Seriously, while I last read it in high school, from what I remember it was basically just a very old Gary Stu power fantasy: dude is this amazing super powerful hero with zero flaws who goes around killing monsters and is beloved by everyone, in the end he dies after nobly fighting the most powerful monster and is mourned by everyone forever. Not that kids shouldn't read it or wouldn't enjoy it (shit 10 year old me would've probably liked it since I had a shitton of Mary Sues at the time, though I probably would've preferred Beowulf being female since most of my Sues then were), just that I wouldn't exactly call it a particularly complicated or nuanced story and hating on shit like the ST but recommending Beowulf is more than a tad hypocritical.

One interesting thing that Beowulf does show is that Mary Sues have been around for a long-ass time, and the desire people have to create them is universal. I highly doubt I was the only 10 year old who created a small army of them, and I think if kids want to create their own Sues, let them go nuts. Most eventually mature out of it with age and eventually learn how to create more complex characters. Not everyone does (Stephanie Meyers sure didn't, not that that stopped her Suefic from making her rich), but most do.

I guess where I'm getting with this is while I think Beowulf is simplistic and low-brow, there isn't necessarily anything wrong with kids consuming media that is and that kids creating their own stories, even cringey Mary Sue power fantasies, is something that should be encouraged.
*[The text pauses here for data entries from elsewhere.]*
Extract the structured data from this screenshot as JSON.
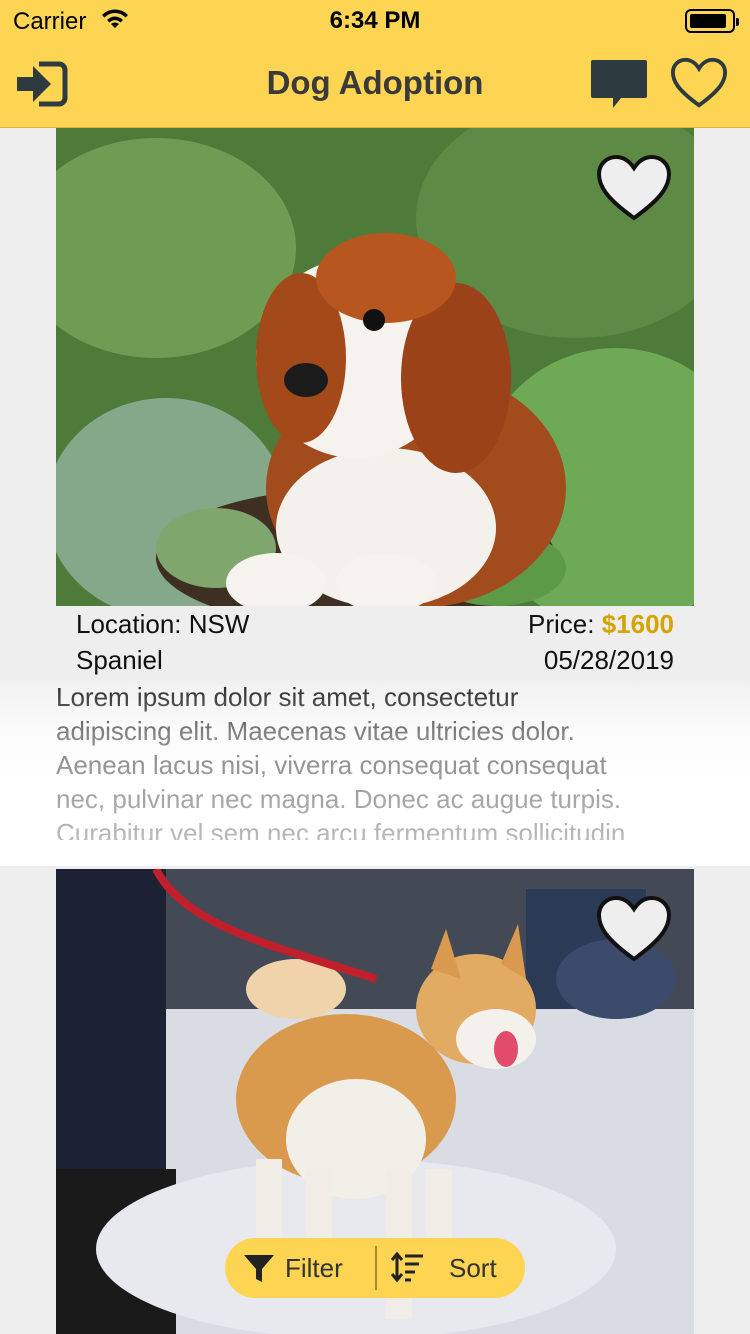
{
  "status_bar": {
    "carrier": "Carrier",
    "time": "6:34 PM",
    "icons": [
      "wifi-icon",
      "battery-icon"
    ]
  },
  "navbar": {
    "title": "Dog Adoption",
    "icons": [
      "login-icon",
      "chat-icon",
      "heart-outline-icon"
    ]
  },
  "listings": [
    {
      "location": "Location: NSW",
      "price_label": "Price:",
      "price_value": "$1600",
      "breed": "Spaniel",
      "date": "05/28/2019",
      "description": "Lorem ipsum dolor sit amet, consectetur\nadipiscing elit. Maecenas vitae ultricies dolor.\nAenean lacus nisi, viverra consequat consequat\nnec, pulvinar nec magna. Donec ac augue turpis.\nCurabitur vel sem nec arcu fermentum sollicitudin",
      "favorite_icon": "heart-icon"
    },
    {
      "favorite_icon": "heart-icon"
    }
  ],
  "bottom_pill": {
    "filter_label": "Filter",
    "sort_label": "Sort",
    "icons": [
      "filter-icon",
      "sort-icon"
    ]
  },
  "colors": {
    "accent": "#fdd552",
    "price": "#d6a300"
  }
}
No way 10 year old me would've read or enjoyed the bible though. I probably would've immediately chucked it at the face of whoever suggested it.